◆ **MATERIAL TO PROCESS**:
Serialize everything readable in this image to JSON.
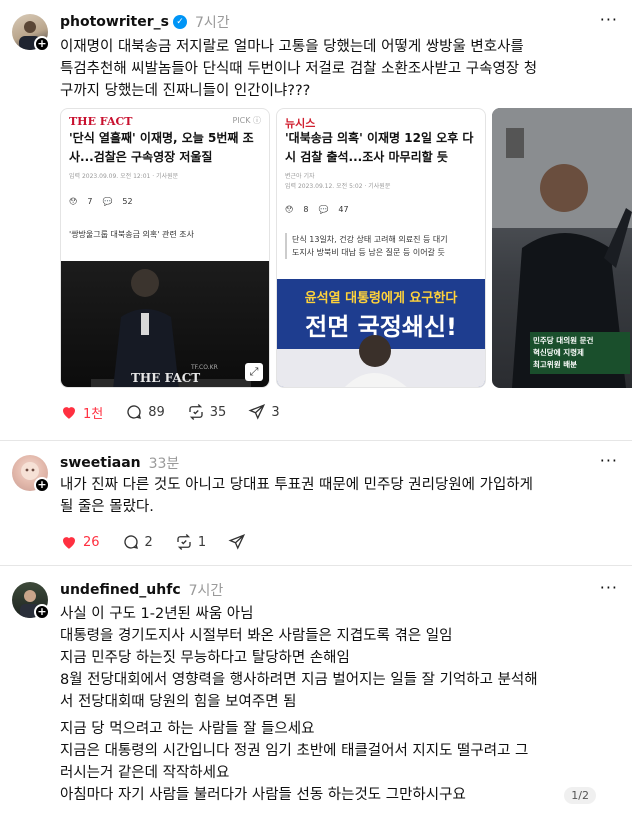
{
  "posts": [
    {
      "username": "photowriter_s",
      "time": "7시간",
      "verified": true,
      "text": "이재명이 대북송금 저지랄로 얼마나 고통을 당했는데 어떻게 쌍방울 변호사를\n특검추천해 씨발놈들아 단식때 두번이나 저걸로 검찰 소환조사받고 구속영장 청\n구까지 당했는데 진짜니들이 인간이냐???",
      "likes": "1천",
      "comments": "89",
      "reposts": "35",
      "shares": "3",
      "media": [
        {
          "brand": "THE FACT",
          "pick": "PICK ⓘ",
          "headline": "'단식 열흘째' 이재명, 오늘 5번째 조사...검찰은 구속영장 저울질",
          "meta": "입력 2023.09.09. 오전 12:01 · 기사원문",
          "reactions": "7",
          "comments": "52",
          "sub": "'쌍방울그룹 대북송금 의혹' 관련 조사",
          "watermark": "THE FACT",
          "small_credit": "TF.CO.KR"
        },
        {
          "brand": "뉴시스",
          "headline": "'대북송금 의혹' 이재명 12일 오후 다시 검찰 출석...조사 마무리할 듯",
          "meta": "변근아 기자",
          "meta2": "입력 2023.09.12. 오전 5:02 · 기사원문",
          "reactions": "8",
          "comments": "47",
          "sub": "단식 13일차, 건강 상태 고려해 의료진 등 대기\n도지사 방북비 대납 등 남은 질문 등 이어갈 듯",
          "banner_top": "윤석열 대통령에게 요구한다",
          "banner_main": "전면 국정쇄신!"
        },
        {
          "sign_text": "민주당 대의원 문건\n혁신당에 지령제\n최고위원 배분"
        }
      ]
    },
    {
      "username": "sweetiaan",
      "time": "33분",
      "text": "내가 진짜 다른 것도 아니고 당대표 투표권 때문에 민주당 권리당원에 가입하게\n될 줄은 몰랐다.",
      "likes": "26",
      "comments": "2",
      "reposts": "1"
    },
    {
      "username": "undefined_uhfc",
      "time": "7시간",
      "text": "사실 이 구도 1-2년된 싸움 아님\n대통령을 경기도지사 시절부터 봐온 사람들은 지겹도록 겪은 일임\n지금 민주당 하는짓 무능하다고 탈당하면 손해임\n8월 전당대회에서 영향력을 행사하려면 지금 벌어지는 일들 잘 기억하고 분석해\n서 전당대회때 당원의 힘을 보여주면 됨",
      "text2": "지금 당 먹으려고 하는 사람들 잘 들으세요\n지금은 대통령의 시간입니다 정권 임기 초반에 태클걸어서 지지도 떨구려고 그\n러시는거 같은데 작작하세요\n아침마다 자기 사람들 불러다가 사람들 선동 하는것도 그만하시구요",
      "pager": "1/2"
    }
  ],
  "colors": {
    "like_red": "#ff3040",
    "verified_blue": "#0095f6",
    "muted": "#9a9a9a"
  }
}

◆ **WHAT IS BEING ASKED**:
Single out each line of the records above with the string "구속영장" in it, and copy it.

◆ **TASK RESPONSE**:
      "text": "이재명이 대북송금 저지랄로 얼마나 고통을 당했는데 어떻게 쌍방울 변호사를\n특검추천해 씨발놈들아 단식때 두번이나 저걸로 검찰 소환조사받고 구속영장 청\n구까지 당했는데 진짜니들이 인간이냐???",
          "headline": "'단식 열흘째' 이재명, 오늘 5번째 조사...검찰은 구속영장 저울질",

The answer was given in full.